(Items listed in a dataset)
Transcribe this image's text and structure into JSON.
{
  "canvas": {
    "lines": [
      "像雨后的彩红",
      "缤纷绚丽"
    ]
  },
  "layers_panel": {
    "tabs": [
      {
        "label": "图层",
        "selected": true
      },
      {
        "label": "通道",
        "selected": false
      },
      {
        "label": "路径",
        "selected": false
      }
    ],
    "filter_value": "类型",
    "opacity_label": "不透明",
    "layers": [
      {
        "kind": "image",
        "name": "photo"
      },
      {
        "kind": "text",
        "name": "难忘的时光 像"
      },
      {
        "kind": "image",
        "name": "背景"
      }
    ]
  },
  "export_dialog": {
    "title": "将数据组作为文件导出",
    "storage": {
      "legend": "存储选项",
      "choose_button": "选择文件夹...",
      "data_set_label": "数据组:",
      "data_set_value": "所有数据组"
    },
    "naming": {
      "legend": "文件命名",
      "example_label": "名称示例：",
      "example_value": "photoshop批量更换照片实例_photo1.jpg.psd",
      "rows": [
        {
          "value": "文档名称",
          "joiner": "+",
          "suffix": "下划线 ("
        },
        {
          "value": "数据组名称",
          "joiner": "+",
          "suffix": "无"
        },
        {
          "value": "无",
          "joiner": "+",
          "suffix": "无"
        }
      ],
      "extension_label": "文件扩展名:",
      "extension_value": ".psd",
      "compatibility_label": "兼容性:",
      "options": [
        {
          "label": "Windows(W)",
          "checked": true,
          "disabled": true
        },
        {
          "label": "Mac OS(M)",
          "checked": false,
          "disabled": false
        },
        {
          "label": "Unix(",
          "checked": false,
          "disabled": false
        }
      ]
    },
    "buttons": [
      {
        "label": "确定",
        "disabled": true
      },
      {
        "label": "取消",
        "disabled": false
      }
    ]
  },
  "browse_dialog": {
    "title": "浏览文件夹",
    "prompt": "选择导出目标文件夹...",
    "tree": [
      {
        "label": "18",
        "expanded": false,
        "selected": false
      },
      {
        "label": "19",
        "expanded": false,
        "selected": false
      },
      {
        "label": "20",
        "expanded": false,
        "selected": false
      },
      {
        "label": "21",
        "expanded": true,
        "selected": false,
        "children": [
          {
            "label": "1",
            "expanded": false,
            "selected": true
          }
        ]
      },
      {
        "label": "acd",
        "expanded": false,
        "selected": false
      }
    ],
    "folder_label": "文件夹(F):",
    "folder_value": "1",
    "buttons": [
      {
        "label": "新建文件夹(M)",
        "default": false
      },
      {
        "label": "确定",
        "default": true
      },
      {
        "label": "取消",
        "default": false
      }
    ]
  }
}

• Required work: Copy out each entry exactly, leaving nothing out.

• Your solution:
Transcribe this image's text and structure into JSON.
{
  "canvas": {
    "lines": [
      "像雨后的彩红",
      "缤纷绚丽"
    ]
  },
  "layers_panel": {
    "tabs": [
      {
        "label": "图层",
        "selected": true
      },
      {
        "label": "通道",
        "selected": false
      },
      {
        "label": "路径",
        "selected": false
      }
    ],
    "filter_value": "类型",
    "opacity_label": "不透明",
    "layers": [
      {
        "kind": "image",
        "name": "photo"
      },
      {
        "kind": "text",
        "name": "难忘的时光 像"
      },
      {
        "kind": "image",
        "name": "背景"
      }
    ]
  },
  "export_dialog": {
    "title": "将数据组作为文件导出",
    "storage": {
      "legend": "存储选项",
      "choose_button": "选择文件夹...",
      "data_set_label": "数据组:",
      "data_set_value": "所有数据组"
    },
    "naming": {
      "legend": "文件命名",
      "example_label": "名称示例：",
      "example_value": "photoshop批量更换照片实例_photo1.jpg.psd",
      "rows": [
        {
          "value": "文档名称",
          "joiner": "+",
          "suffix": "下划线 ("
        },
        {
          "value": "数据组名称",
          "joiner": "+",
          "suffix": "无"
        },
        {
          "value": "无",
          "joiner": "+",
          "suffix": "无"
        }
      ],
      "extension_label": "文件扩展名:",
      "extension_value": ".psd",
      "compatibility_label": "兼容性:",
      "options": [
        {
          "label": "Windows(W)",
          "checked": true,
          "disabled": true
        },
        {
          "label": "Mac OS(M)",
          "checked": false,
          "disabled": false
        },
        {
          "label": "Unix(",
          "checked": false,
          "disabled": false
        }
      ]
    },
    "buttons": [
      {
        "label": "确定",
        "disabled": true
      },
      {
        "label": "取消",
        "disabled": false
      }
    ]
  },
  "browse_dialog": {
    "title": "浏览文件夹",
    "prompt": "选择导出目标文件夹...",
    "tree": [
      {
        "label": "18",
        "expanded": false,
        "selected": false
      },
      {
        "label": "19",
        "expanded": false,
        "selected": false
      },
      {
        "label": "20",
        "expanded": false,
        "selected": false
      },
      {
        "label": "21",
        "expanded": true,
        "selected": false,
        "children": [
          {
            "label": "1",
            "expanded": false,
            "selected": true
          }
        ]
      },
      {
        "label": "acd",
        "expanded": false,
        "selected": false
      }
    ],
    "folder_label": "文件夹(F):",
    "folder_value": "1",
    "buttons": [
      {
        "label": "新建文件夹(M)",
        "default": false
      },
      {
        "label": "确定",
        "default": true
      },
      {
        "label": "取消",
        "default": false
      }
    ]
  }
}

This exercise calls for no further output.